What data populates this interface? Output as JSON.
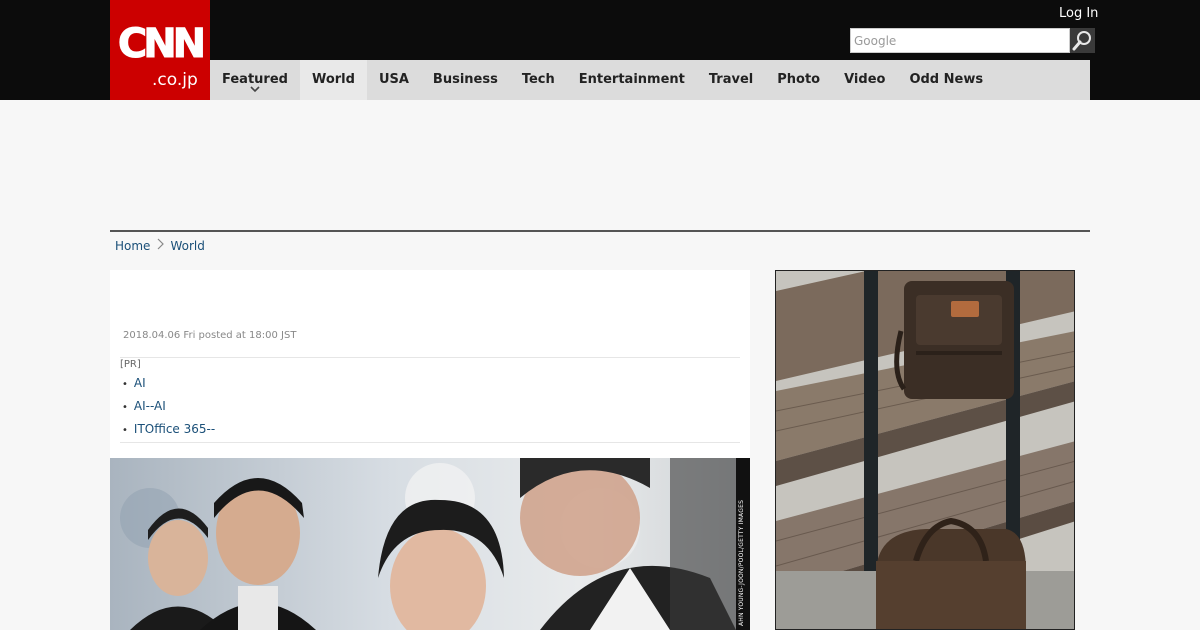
{
  "header": {
    "logo_main": "CNN",
    "logo_sub": ".co.jp",
    "login_label": "Log In",
    "search_placeholder": "Google"
  },
  "nav": {
    "items": [
      {
        "label": "Featured"
      },
      {
        "label": "World"
      },
      {
        "label": "USA"
      },
      {
        "label": "Business"
      },
      {
        "label": "Tech"
      },
      {
        "label": "Entertainment"
      },
      {
        "label": "Travel"
      },
      {
        "label": "Photo"
      },
      {
        "label": "Video"
      },
      {
        "label": "Odd News"
      }
    ],
    "active": "World"
  },
  "breadcrumb": {
    "home": "Home",
    "section": "World"
  },
  "article": {
    "posted": "2018.04.06 Fri posted at 18:00 JST",
    "pr_label": "[PR]",
    "pr_links": [
      "AI",
      "AI--AI",
      "ITOffice 365--"
    ],
    "photo_credit": "AHN YOUNG-JOON/POOL/GETTY IMAGES"
  },
  "colors": {
    "brand_red": "#cc0000",
    "header_bg": "#0c0c0c",
    "nav_bg": "#dcdcdc",
    "link": "#1a4f78"
  }
}
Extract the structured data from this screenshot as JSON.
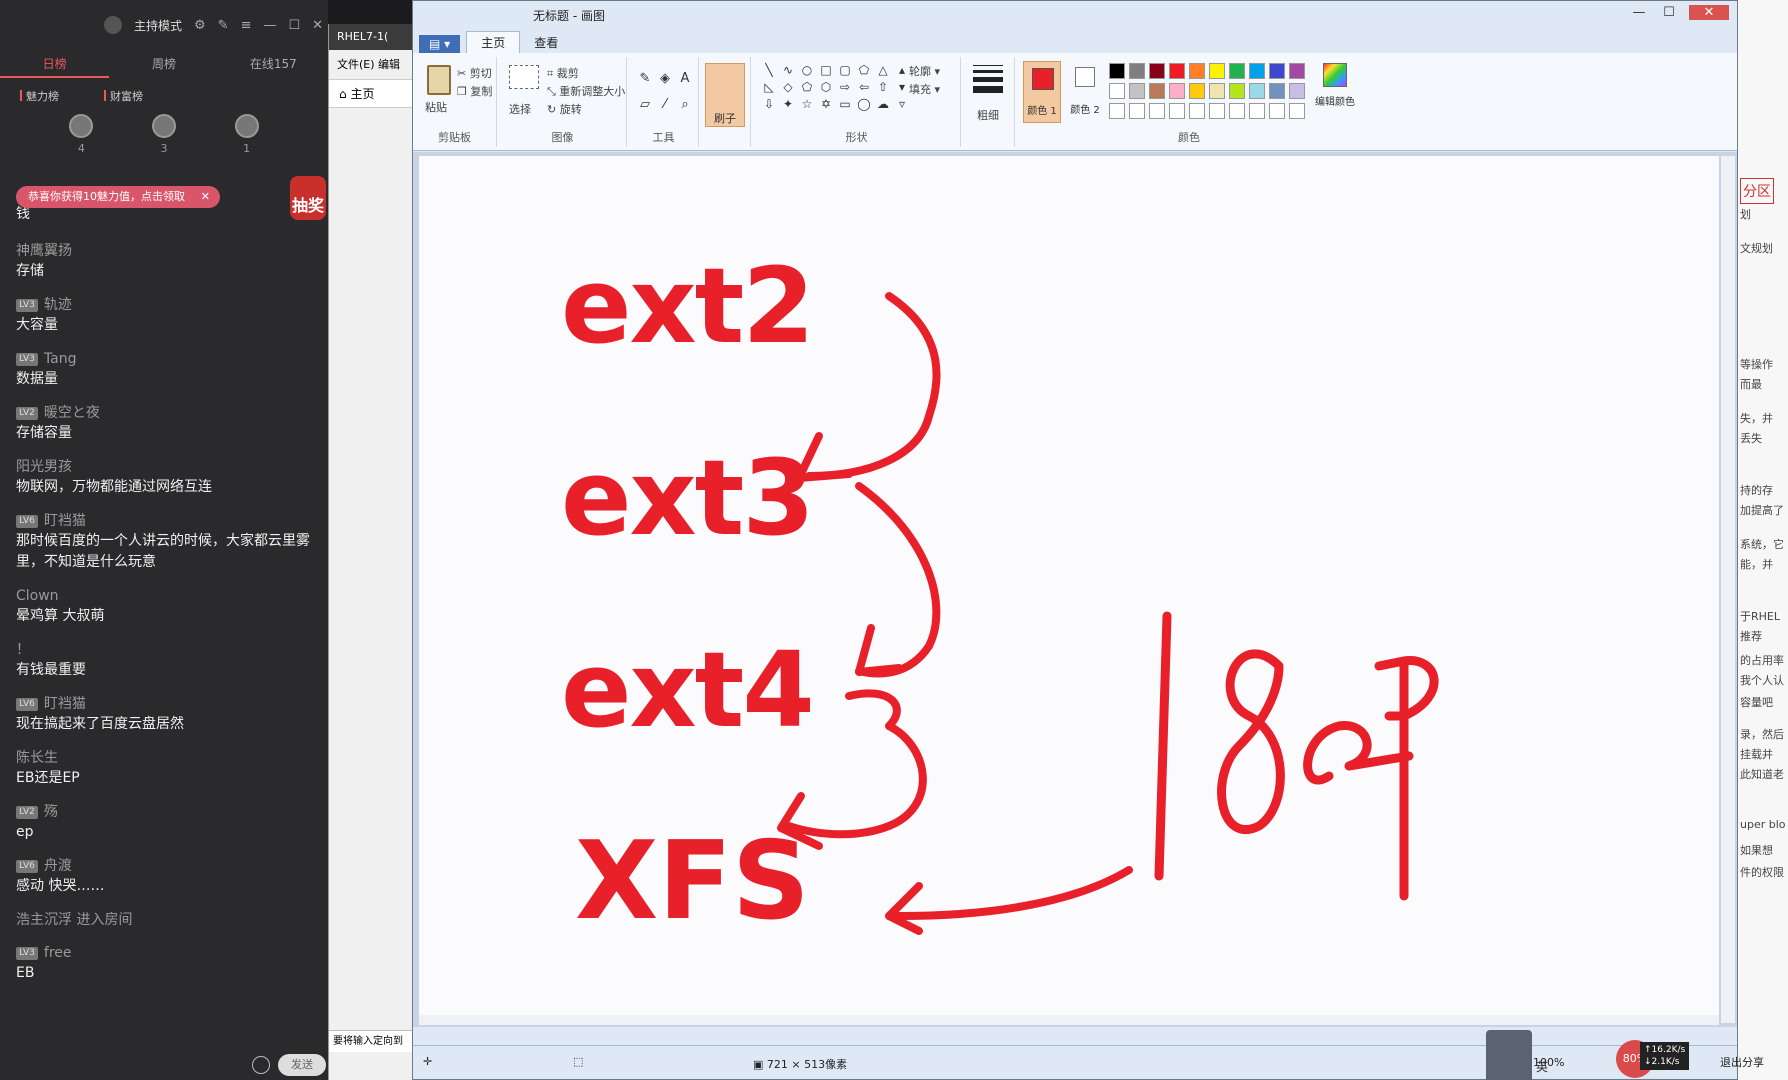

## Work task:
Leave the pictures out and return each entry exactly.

## Output for this task:
What data populates this interface? Output as JSON.
{
  "header": {
    "logo_main": "CNN",
    "logo_sub": ".co.jp",
    "login_label": "Log In",
    "search_placeholder": "Google"
  },
  "nav": {
    "items": [
      {
        "label": "Featured"
      },
      {
        "label": "World"
      },
      {
        "label": "USA"
      },
      {
        "label": "Business"
      },
      {
        "label": "Tech"
      },
      {
        "label": "Entertainment"
      },
      {
        "label": "Travel"
      },
      {
        "label": "Photo"
      },
      {
        "label": "Video"
      },
      {
        "label": "Odd News"
      }
    ],
    "active": "World"
  },
  "breadcrumb": {
    "home": "Home",
    "section": "World"
  },
  "article": {
    "posted": "2018.04.06 Fri posted at 18:00 JST",
    "pr_label": "[PR]",
    "pr_links": [
      "AI",
      "AI--AI",
      "ITOffice 365--"
    ],
    "photo_credit": "AHN YOUNG-JOON/POOL/GETTY IMAGES"
  },
  "colors": {
    "brand_red": "#cc0000",
    "header_bg": "#0c0c0c",
    "nav_bg": "#dcdcdc",
    "link": "#1a4f78"
  }
}
Extract the structured data from this screenshot as JSON.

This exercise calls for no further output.